* _TASK REQUIREMENTS_:
Leaving nothing out, print each line of the material exactly.

Segment Start: RECORDS FOR THE EXERCISE

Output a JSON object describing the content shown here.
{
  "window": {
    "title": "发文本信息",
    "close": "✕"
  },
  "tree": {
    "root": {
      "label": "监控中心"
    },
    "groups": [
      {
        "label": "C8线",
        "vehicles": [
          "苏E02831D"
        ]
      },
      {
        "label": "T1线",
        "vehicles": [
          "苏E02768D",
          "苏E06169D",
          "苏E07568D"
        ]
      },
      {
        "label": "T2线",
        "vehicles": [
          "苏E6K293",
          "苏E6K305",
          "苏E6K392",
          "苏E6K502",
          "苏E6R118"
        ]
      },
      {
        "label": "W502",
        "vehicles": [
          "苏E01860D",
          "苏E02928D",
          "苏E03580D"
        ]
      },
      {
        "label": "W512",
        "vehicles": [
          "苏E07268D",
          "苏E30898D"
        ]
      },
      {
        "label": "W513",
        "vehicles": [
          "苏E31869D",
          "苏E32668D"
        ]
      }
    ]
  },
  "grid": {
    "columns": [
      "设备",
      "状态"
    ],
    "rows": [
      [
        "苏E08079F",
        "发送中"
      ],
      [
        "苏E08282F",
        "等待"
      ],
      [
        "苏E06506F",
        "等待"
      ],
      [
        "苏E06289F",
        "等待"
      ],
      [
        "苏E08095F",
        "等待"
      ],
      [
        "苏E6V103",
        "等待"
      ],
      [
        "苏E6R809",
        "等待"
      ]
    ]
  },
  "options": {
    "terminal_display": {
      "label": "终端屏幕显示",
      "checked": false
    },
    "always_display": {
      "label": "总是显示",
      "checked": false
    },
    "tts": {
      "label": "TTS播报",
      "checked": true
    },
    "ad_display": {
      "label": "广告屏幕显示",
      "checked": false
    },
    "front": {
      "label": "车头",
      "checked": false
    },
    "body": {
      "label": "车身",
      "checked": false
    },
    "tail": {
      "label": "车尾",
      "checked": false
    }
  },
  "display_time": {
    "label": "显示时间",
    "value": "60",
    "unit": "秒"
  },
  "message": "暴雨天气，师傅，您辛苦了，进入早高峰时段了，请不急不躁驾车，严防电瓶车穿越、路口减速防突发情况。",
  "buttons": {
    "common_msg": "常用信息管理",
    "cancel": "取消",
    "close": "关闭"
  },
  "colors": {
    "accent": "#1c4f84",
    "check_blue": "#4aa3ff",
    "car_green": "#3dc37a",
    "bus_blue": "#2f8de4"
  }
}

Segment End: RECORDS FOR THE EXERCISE

* _WRITTEN ANSWER_:
Output a JSON object describing the content shown here.
{
  "window": {
    "title": "发文本信息",
    "close": "✕"
  },
  "tree": {
    "root": {
      "label": "监控中心"
    },
    "groups": [
      {
        "label": "C8线",
        "vehicles": [
          "苏E02831D"
        ]
      },
      {
        "label": "T1线",
        "vehicles": [
          "苏E02768D",
          "苏E06169D",
          "苏E07568D"
        ]
      },
      {
        "label": "T2线",
        "vehicles": [
          "苏E6K293",
          "苏E6K305",
          "苏E6K392",
          "苏E6K502",
          "苏E6R118"
        ]
      },
      {
        "label": "W502",
        "vehicles": [
          "苏E01860D",
          "苏E02928D",
          "苏E03580D"
        ]
      },
      {
        "label": "W512",
        "vehicles": [
          "苏E07268D",
          "苏E30898D"
        ]
      },
      {
        "label": "W513",
        "vehicles": [
          "苏E31869D",
          "苏E32668D"
        ]
      }
    ]
  },
  "grid": {
    "columns": [
      "设备",
      "状态"
    ],
    "rows": [
      [
        "苏E08079F",
        "发送中"
      ],
      [
        "苏E08282F",
        "等待"
      ],
      [
        "苏E06506F",
        "等待"
      ],
      [
        "苏E06289F",
        "等待"
      ],
      [
        "苏E08095F",
        "等待"
      ],
      [
        "苏E6V103",
        "等待"
      ],
      [
        "苏E6R809",
        "等待"
      ]
    ]
  },
  "options": {
    "terminal_display": {
      "label": "终端屏幕显示",
      "checked": false
    },
    "always_display": {
      "label": "总是显示",
      "checked": false
    },
    "tts": {
      "label": "TTS播报",
      "checked": true
    },
    "ad_display": {
      "label": "广告屏幕显示",
      "checked": false
    },
    "front": {
      "label": "车头",
      "checked": false
    },
    "body": {
      "label": "车身",
      "checked": false
    },
    "tail": {
      "label": "车尾",
      "checked": false
    }
  },
  "display_time": {
    "label": "显示时间",
    "value": "60",
    "unit": "秒"
  },
  "message": "暴雨天气，师傅，您辛苦了，进入早高峰时段了，请不急不躁驾车，严防电瓶车穿越、路口减速防突发情况。",
  "buttons": {
    "common_msg": "常用信息管理",
    "cancel": "取消",
    "close": "关闭"
  },
  "colors": {
    "accent": "#1c4f84",
    "check_blue": "#4aa3ff",
    "car_green": "#3dc37a",
    "bus_blue": "#2f8de4"
  }
}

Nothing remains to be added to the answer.